Gee, what a pleasant surprise. A guy returns from a week's vacation and finds a gift assortment of headlines begging for commentary. Let the fun begin:
How often does the government get to pat itself on the back for a project that comes in nine years behind schedule and $5 billion over budget? Not even David Copperfield can make time and money disappear like that.
I could envision the book being dedicated to Pete Wilson, Gray Davis, Arnold Schwarzenegger, Jerry Brown and whoever turns out to be governor when the east span is completed. Its price tag could be set at weekday and weekend rates, depending on whether you purchased it when sales traffic was heavy.
The video could be scheduled for release in 2013 but not appear in theaters until 2022. The production work could be done in Beijing and the narration in Chinese. Movie critics could be enlisted to falsify glowing reviews without even bothering to look at the film.
Now, though, the whole commemorative package has been scrapped. The governor seems to think it's a waste of money. Wouldn't want anyone to associate that notion with the new Bay Bridge.

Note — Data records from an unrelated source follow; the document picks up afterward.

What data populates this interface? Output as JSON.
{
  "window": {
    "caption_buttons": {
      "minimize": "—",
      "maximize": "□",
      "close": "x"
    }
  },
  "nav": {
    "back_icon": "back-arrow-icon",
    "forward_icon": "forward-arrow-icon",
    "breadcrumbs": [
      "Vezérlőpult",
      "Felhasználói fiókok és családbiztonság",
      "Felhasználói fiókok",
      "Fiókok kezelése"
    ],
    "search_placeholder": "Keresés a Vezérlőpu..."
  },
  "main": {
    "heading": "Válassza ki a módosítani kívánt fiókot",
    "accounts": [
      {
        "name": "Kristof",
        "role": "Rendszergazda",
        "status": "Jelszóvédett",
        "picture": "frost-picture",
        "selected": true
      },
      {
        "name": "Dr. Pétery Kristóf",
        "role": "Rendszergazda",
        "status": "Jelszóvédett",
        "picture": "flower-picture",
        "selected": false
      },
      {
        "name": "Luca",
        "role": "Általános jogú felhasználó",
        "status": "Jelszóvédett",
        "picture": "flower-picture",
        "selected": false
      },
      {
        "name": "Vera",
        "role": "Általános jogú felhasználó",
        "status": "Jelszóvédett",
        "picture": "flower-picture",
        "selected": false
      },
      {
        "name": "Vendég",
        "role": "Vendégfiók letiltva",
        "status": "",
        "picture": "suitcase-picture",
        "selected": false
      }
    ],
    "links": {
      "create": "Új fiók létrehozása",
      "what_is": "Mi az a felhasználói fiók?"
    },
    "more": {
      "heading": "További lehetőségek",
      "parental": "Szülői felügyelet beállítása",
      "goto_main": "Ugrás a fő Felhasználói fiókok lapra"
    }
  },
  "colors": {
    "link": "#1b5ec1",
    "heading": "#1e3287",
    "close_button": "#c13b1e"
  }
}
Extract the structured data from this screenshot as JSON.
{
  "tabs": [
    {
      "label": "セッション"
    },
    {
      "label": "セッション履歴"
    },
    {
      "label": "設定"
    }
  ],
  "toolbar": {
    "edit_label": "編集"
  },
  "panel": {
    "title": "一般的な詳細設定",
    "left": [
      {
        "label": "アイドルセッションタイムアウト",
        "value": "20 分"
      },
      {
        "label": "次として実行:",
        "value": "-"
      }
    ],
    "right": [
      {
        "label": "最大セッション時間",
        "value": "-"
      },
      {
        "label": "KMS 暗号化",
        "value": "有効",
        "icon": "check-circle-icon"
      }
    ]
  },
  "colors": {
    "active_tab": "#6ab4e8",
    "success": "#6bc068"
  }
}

"While I believe the design element in question would win wide acceptance over time, it also is important that we listen to and respect what has been a significant negative response by students, alumni and other members of our community," said Daniel M. Dolley, UC's senior vice president for external relations, in a statement.
Translation: If this is going to hurt donations to the university, let's pretend it never happened.
The UC Office of the President's marketing department came up with the design -- a block "C" embedded in "U" silhouette, bearing a striking resemblance to a toilet seat and tank -- that was intended to reproduce easily in online and electronic applications.
The end of the logo flap should do two things: one, make alumni happy; and two, give marketing majors pause about enrolling in UC design classes.
Officials cited findings they say contributed to the problem -- use of smokeless tobacco products, such as snuff and chewing tobacco, has nearly tripled in a decade, and undercover surveys indicate that more tobacco retailers are making illegal sales to minors than they were a year ago -- but it was another purported factor that caught my eye:
Tobacco advertisements in stores are often displayed less than three feet above the floor, where they can easily capture the attention of young minds.
If that puts them at the eye level of 18-to-24-year-olds, then smoking really does stunt your growth.
Contact Tom Barnidge at firstname.lastname@example.org.